WORK TO BE COMPLETED: Exactly as they appear, output all of the entries.

(Items from an interface collection)
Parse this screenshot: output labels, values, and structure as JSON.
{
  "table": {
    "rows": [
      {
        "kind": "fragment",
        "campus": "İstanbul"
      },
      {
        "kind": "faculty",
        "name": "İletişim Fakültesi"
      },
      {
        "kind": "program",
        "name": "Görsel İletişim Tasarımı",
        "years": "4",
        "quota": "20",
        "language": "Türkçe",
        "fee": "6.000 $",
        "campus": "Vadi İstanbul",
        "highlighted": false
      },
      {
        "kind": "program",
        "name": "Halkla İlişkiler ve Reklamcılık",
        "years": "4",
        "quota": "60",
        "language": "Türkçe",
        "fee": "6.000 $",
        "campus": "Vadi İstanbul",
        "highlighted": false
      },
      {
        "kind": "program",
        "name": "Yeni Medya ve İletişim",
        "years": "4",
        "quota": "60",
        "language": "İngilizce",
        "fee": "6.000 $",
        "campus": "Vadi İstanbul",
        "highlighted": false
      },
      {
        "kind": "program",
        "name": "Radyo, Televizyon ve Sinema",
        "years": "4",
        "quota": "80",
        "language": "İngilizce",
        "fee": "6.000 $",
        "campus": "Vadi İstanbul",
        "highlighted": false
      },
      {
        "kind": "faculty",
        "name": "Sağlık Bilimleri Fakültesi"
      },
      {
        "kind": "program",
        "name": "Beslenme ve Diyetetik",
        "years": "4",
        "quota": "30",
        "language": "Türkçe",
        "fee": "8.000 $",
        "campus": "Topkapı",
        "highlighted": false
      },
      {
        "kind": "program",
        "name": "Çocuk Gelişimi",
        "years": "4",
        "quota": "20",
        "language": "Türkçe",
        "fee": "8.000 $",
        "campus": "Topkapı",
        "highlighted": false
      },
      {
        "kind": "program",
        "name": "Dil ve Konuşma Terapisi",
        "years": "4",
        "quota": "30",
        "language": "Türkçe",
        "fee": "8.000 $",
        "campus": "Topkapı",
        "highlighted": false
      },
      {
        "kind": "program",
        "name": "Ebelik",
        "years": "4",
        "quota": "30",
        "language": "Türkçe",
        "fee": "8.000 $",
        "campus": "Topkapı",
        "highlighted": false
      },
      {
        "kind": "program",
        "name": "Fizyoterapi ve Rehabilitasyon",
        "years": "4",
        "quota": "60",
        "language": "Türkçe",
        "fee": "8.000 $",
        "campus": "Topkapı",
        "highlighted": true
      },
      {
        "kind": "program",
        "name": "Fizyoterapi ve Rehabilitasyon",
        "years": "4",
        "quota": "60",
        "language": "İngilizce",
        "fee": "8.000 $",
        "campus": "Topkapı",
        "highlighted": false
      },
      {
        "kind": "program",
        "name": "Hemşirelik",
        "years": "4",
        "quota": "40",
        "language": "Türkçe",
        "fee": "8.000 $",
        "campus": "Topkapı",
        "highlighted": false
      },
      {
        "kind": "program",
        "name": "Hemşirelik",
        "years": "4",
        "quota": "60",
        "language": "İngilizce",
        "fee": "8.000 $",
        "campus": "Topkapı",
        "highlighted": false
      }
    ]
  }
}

RESPONSE AREA:
Parse this screenshot: output labels, values, and structure as JSON.
{
  "table": {
    "rows": [
      {
        "kind": "fragment",
        "campus": "İstanbul"
      },
      {
        "kind": "faculty",
        "name": "İletişim Fakültesi"
      },
      {
        "kind": "program",
        "name": "Görsel İletişim Tasarımı",
        "years": "4",
        "quota": "20",
        "language": "Türkçe",
        "fee": "6.000 $",
        "campus": "Vadi İstanbul",
        "highlighted": false
      },
      {
        "kind": "program",
        "name": "Halkla İlişkiler ve Reklamcılık",
        "years": "4",
        "quota": "60",
        "language": "Türkçe",
        "fee": "6.000 $",
        "campus": "Vadi İstanbul",
        "highlighted": false
      },
      {
        "kind": "program",
        "name": "Yeni Medya ve İletişim",
        "years": "4",
        "quota": "60",
        "language": "İngilizce",
        "fee": "6.000 $",
        "campus": "Vadi İstanbul",
        "highlighted": false
      },
      {
        "kind": "program",
        "name": "Radyo, Televizyon ve Sinema",
        "years": "4",
        "quota": "80",
        "language": "İngilizce",
        "fee": "6.000 $",
        "campus": "Vadi İstanbul",
        "highlighted": false
      },
      {
        "kind": "faculty",
        "name": "Sağlık Bilimleri Fakültesi"
      },
      {
        "kind": "program",
        "name": "Beslenme ve Diyetetik",
        "years": "4",
        "quota": "30",
        "language": "Türkçe",
        "fee": "8.000 $",
        "campus": "Topkapı",
        "highlighted": false
      },
      {
        "kind": "program",
        "name": "Çocuk Gelişimi",
        "years": "4",
        "quota": "20",
        "language": "Türkçe",
        "fee": "8.000 $",
        "campus": "Topkapı",
        "highlighted": false
      },
      {
        "kind": "program",
        "name": "Dil ve Konuşma Terapisi",
        "years": "4",
        "quota": "30",
        "language": "Türkçe",
        "fee": "8.000 $",
        "campus": "Topkapı",
        "highlighted": false
      },
      {
        "kind": "program",
        "name": "Ebelik",
        "years": "4",
        "quota": "30",
        "language": "Türkçe",
        "fee": "8.000 $",
        "campus": "Topkapı",
        "highlighted": false
      },
      {
        "kind": "program",
        "name": "Fizyoterapi ve Rehabilitasyon",
        "years": "4",
        "quota": "60",
        "language": "Türkçe",
        "fee": "8.000 $",
        "campus": "Topkapı",
        "highlighted": true
      },
      {
        "kind": "program",
        "name": "Fizyoterapi ve Rehabilitasyon",
        "years": "4",
        "quota": "60",
        "language": "İngilizce",
        "fee": "8.000 $",
        "campus": "Topkapı",
        "highlighted": false
      },
      {
        "kind": "program",
        "name": "Hemşirelik",
        "years": "4",
        "quota": "40",
        "language": "Türkçe",
        "fee": "8.000 $",
        "campus": "Topkapı",
        "highlighted": false
      },
      {
        "kind": "program",
        "name": "Hemşirelik",
        "years": "4",
        "quota": "60",
        "language": "İngilizce",
        "fee": "8.000 $",
        "campus": "Topkapı",
        "highlighted": false
      }
    ]
  }
}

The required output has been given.